This page provides general SeaBASS documentation and guidelines, focusing primarly on how submissions should incorporate free-form information in external documents. This page is currently being updated (early 2020) to reflect recent changes, to better clarify certain requirements, and to provide more examples.
SeaBASS submissions have two general types of metadata, 1) self-contained metadata, e.g., machine-readable metadata headers, and text comments and 2) external documents and calibration files.
Self-contained within SeaBASS Data Files
- /documents (REQUIRED, a comma-separated list of the file name(s) of all external documentation)
- /calibration_files (REQUIRED, a comma-separated list of the file name(s) of all of external calibration files)
- Comments (OPTIONAL, text comments may be included in the header. Comment lines must start with an exclamation point. e.g., ! This is a comment)

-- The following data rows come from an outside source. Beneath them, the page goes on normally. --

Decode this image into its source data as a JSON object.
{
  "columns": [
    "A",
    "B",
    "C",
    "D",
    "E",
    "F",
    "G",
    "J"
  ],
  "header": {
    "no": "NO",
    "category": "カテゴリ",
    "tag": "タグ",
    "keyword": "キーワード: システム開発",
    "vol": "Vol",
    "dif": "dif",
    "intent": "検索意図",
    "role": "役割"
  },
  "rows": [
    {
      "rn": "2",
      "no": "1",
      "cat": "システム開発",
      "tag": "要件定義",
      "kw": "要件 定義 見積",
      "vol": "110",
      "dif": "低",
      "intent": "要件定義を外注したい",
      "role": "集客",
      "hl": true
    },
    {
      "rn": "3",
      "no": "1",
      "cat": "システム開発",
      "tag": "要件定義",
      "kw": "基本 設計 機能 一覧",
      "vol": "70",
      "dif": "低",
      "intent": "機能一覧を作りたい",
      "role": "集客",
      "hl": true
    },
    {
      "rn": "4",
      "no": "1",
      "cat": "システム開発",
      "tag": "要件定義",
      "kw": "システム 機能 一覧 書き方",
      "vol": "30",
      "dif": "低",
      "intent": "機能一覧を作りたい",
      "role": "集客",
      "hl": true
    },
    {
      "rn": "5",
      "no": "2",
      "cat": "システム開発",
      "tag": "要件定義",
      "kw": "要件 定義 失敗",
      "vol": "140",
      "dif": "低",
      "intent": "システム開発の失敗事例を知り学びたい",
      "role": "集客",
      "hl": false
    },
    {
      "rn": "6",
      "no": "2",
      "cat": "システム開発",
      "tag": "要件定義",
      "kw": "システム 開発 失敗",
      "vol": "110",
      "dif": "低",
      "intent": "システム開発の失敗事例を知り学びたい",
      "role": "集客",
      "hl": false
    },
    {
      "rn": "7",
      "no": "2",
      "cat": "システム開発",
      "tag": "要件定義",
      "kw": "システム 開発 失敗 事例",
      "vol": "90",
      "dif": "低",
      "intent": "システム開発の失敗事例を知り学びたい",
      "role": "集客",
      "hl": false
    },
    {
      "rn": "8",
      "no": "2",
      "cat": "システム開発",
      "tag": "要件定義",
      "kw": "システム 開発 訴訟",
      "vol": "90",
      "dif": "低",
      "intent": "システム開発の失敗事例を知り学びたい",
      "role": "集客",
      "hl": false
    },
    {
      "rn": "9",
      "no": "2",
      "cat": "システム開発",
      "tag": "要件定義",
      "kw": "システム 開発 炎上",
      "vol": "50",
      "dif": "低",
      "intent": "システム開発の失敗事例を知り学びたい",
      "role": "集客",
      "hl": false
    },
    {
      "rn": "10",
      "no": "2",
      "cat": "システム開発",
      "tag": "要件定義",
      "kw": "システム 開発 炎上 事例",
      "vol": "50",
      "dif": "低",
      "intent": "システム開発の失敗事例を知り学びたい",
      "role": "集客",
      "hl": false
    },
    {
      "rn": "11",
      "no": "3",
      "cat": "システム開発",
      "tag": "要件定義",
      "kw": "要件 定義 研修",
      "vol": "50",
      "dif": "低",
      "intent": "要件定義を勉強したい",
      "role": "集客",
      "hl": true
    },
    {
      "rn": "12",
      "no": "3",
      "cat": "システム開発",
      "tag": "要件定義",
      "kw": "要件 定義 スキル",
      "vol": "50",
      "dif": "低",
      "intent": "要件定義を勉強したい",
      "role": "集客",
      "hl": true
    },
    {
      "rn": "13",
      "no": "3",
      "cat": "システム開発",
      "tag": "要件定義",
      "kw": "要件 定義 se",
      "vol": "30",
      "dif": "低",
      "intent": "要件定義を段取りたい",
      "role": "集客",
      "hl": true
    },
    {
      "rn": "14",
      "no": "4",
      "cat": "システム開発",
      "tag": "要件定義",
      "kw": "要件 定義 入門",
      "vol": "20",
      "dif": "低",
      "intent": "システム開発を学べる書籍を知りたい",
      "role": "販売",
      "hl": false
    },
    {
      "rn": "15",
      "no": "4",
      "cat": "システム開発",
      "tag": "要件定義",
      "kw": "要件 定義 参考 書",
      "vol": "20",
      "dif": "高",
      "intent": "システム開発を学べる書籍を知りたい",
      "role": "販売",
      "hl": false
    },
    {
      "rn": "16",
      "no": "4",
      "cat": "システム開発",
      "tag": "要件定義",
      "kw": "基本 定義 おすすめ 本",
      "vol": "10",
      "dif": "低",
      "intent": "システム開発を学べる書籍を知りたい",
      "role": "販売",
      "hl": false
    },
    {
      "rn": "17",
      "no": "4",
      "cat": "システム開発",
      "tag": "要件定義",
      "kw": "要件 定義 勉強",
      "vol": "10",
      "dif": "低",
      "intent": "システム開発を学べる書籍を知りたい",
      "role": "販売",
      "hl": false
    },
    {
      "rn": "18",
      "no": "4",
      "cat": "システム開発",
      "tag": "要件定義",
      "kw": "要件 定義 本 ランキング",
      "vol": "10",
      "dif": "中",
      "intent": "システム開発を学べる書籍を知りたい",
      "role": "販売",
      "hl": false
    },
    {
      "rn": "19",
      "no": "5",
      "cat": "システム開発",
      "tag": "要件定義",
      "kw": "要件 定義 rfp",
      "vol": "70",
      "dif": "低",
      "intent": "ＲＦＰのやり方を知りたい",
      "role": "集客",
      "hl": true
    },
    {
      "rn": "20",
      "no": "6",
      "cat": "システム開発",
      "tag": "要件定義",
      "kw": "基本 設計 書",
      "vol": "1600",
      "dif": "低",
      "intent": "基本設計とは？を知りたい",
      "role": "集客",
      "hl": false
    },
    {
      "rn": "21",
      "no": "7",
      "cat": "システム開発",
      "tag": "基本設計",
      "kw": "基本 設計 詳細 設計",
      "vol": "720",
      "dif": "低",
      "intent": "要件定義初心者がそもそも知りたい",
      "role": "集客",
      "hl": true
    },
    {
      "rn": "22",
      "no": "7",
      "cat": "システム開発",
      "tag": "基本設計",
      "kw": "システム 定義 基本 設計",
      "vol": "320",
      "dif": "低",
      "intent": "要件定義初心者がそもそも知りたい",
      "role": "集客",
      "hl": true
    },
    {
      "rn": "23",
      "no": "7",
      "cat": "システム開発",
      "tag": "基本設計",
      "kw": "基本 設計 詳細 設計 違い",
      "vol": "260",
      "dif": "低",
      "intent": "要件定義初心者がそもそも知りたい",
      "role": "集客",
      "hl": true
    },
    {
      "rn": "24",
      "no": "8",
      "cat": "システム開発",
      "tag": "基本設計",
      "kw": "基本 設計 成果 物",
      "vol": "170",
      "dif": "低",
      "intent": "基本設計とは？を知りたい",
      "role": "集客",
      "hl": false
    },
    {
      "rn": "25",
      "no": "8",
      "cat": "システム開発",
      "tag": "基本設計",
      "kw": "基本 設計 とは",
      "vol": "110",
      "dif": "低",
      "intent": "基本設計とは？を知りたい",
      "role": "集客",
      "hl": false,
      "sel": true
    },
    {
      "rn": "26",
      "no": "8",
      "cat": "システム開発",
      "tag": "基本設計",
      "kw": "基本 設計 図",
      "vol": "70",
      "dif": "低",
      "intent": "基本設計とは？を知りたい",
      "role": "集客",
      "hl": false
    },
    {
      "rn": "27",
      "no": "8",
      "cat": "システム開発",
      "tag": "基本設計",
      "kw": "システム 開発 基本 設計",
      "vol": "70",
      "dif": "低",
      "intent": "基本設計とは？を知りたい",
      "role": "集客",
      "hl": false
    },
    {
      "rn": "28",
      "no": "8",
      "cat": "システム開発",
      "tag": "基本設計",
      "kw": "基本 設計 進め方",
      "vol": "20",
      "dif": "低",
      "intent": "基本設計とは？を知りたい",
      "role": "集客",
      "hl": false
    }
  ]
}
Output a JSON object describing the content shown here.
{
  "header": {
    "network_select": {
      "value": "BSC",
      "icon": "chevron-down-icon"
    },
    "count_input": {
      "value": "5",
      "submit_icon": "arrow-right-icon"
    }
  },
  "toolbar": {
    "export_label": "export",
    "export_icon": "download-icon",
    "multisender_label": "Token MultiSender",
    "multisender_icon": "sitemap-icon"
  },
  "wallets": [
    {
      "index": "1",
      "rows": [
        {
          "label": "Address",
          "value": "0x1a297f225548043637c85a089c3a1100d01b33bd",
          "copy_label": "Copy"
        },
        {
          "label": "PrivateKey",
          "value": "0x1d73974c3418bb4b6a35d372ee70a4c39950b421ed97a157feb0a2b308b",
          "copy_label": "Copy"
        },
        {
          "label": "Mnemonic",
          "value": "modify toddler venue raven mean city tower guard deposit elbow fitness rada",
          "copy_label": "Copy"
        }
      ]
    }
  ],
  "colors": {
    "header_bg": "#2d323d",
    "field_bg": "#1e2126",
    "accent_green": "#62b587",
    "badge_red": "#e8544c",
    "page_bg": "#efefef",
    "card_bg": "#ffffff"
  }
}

External Documents and Calibration Files
- Reports documenting all methods
- Data Submission Special Requirements (mandatory forms for certain types of submissions)
- If applicable, instrument calibration files
Documentation needs to be provided that explains all methods, including those related to deployment, sampling, and analysis. Important instrument settings and calibration information must also be retained for traceability. Since it would not be efficient to include all this information within each SeaBASS data file, these data should be provided separately, and referenced via the "documents" and "calibration_files" metadata headers.
Documents and calibration files are not required to be in any special format (i.e., they aren't SeaBASS format, nor do they need to be scanned by FCHECK). For any written reports, PDF or plain text format are preferred.
Special Requirements: Please consult the Data Submission Special Requirements page to see if it includes special guidelines for the types of measurements you wish to submit. The page includes required checklists, required special metadata headers, and example data files. Check back periodically, as new content is added to that page over time to include additional data types and other updates.
These checklists are new to the community as of early 2020. The SeaBASS team welcomes feedback if you have suggestions for improving specific forms, and is interested to hear if you have requests for additional information or topics.
- find relevant OB.DAAC satellite granules from in situ points or a SeaBASS data file and
- generate coincident satellite validation match-ups for those points.